President Donald Trump is making a lot of headlines these days. I’ve mentioned him in this week’s blog, not as political commentary, but because his prior vocation is helpful in adding depth to today’s topic of how to structure your real estate holdings for maximum asset protection.
A number of years ago, President Trump’s lawyer at that time, J.J. Childers, released a book entitled Asset Protection 101 which explores how to title real estate assets in detail. I recommend this book as a good overview, noting that specific legal advice from an experienced asset protection attorney is always recommended…the book is featured on Amazon here.
How to hold title to real estate in order to maximize available legal asset protection strategies?
As I’ve mentioned in past articles, Asset Protection is a broad term used to describe the legal strategies utilized to create barriers to legal predators seeking to acquire your assets through liens, judgments, etc. For more asset protection insights, check out our prior post on Asset Protection in Florida.
4 General Ways to Title Your Assets
So, real estate assets may be acquired and title held in the following 4 general structures which are as follows:
- Individual Name
- Multiple Parties Names – Marriage, Domestic Partnerships, General Partnerships, Joint Ventures
- Entities Such As Corporations, LLCs, Limited Partnerships
- Trusts – Revocable and Irrevocable and Land Trusts
These 4 structures are broad categories and within the latter 3, a fair degree of complexity can occur. Rather, than overwhelm my reading audience with a novella of details, I decided to just focus on broad key concepts within 4 categories above so that you’ll be empowered with the right questions as a starting point.
1. Titling Assets in Individual Name
Unless real property is your personal residence, referred to as a homestead in Florida, there is almost always unnecessary liability that results from owning real property in your own name. We live in an extremely litigious society and even owning raw land poses some risk of litigation, as a landowners have in some cases been held liable for certain injuries suffered by trespassers.
Personal residences; however, have a certain amount of protection under State laws in most areas, such as Florida’s homestead protection, and so titling in one’s individual name may be acceptable. The other issue with real property held in an individual name is the requirement of probate if that individual passes.
2. Titling Assets in Multiple Parties Names [Marriage, Domestic Partnerships, General Partnerships, Joint Ventures]
Holding property jointly is preferable if you’re married in many jurisdictions because this titling may offer some “asset protection” against 3rd party creditor attacks. Many states call this “Tenancy by the Entireties” or something related. However, the asset protection with joint titling may stop here depending upon your jurisdiction.

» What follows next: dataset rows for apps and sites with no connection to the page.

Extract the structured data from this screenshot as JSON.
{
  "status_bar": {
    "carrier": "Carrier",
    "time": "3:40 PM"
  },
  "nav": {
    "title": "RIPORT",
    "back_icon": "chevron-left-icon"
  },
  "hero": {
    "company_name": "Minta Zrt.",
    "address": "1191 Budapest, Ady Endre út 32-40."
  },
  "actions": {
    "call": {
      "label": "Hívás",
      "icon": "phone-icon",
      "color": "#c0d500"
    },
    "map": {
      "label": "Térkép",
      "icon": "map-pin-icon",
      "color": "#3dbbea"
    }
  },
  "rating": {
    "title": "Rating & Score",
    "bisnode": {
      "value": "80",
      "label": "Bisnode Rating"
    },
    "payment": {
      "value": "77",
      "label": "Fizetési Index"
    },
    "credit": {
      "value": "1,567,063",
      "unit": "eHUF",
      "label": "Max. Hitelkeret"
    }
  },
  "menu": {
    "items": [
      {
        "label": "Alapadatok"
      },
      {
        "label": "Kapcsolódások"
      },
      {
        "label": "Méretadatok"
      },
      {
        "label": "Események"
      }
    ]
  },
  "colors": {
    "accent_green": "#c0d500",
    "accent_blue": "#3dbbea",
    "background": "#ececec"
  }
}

Other kinds of joint titling may offer a “right of survivorship” which can address the possibility of probate administration in Florida or wherever the real property is located; however, this is an area to be very careful and get professional advice because a “Tenancy in Common” may result if your deed is worded incorrectly and this does not allow a right of survivorship. Where there is no “right of survivorship”, a probate is be required to transfer 1/2 interest (or whatever percentage) to the owner’s heirs. It is also worth checking to see if your State allows asset protection for domestic partners who own property together, and this is referred to as non-traditional estate planning in Florida.
General Partnerships and Joint Ventures should be governed by a well prepared Partnership Agreement or Joint Venture Agreement if this approach is adopted. In these circumstances and in the absence of a clear agreement, the joint owners are asking for trouble because they are fully liable for the other owner’s actions concerning the real property.
3. Titling Assets in Legal Entities [Such As Corporations, LLCs, Limited Partnerships]
Generally, an entity such as an LLC is highly preferable to the General Partnerships or Joint Venture structure for holding real property because the LLC limits the liability of the member (partners). An LLC in Florida, for example, should include a well prepared Florida LLC Operating Agreement.
Generally, Corporations are not preferable for holding title to real property due to the tax laws related to the transfer of real property assets. Limited Partnerships may also by utilized; however, these days the same things can often be accomplished with an LLC at a lesser costs than establishing the Limited Partnership.
4. Titling Assets in Trusts [Revocable and Irrevocable and Land Trusts]
I have often written about how to use a Florida revocable living trust effectively. The important thing to understand is that while a revocable living trust is great for these purposes and can provide asset protection for your beneficiaries if properly drafted, it does not provide asset protection for you because it is revocable. So, I often advise people with revocable living trusts and real estate investments to utilize the Trust in combination with an LLC. In my opinion, these two real estate titling vehicles work very well together.
Irrevocable trusts in Florida may also be used as an effective asset protection strategy for holding real property as well as other kinds of vulnerable assets such as banking and financial accounts.
So the take away here is to think about your goals and discuss with your experienced asset protection attorney in Florida or wherever your state of residence, and focus on the approach that makes the most sense for your goals and situation.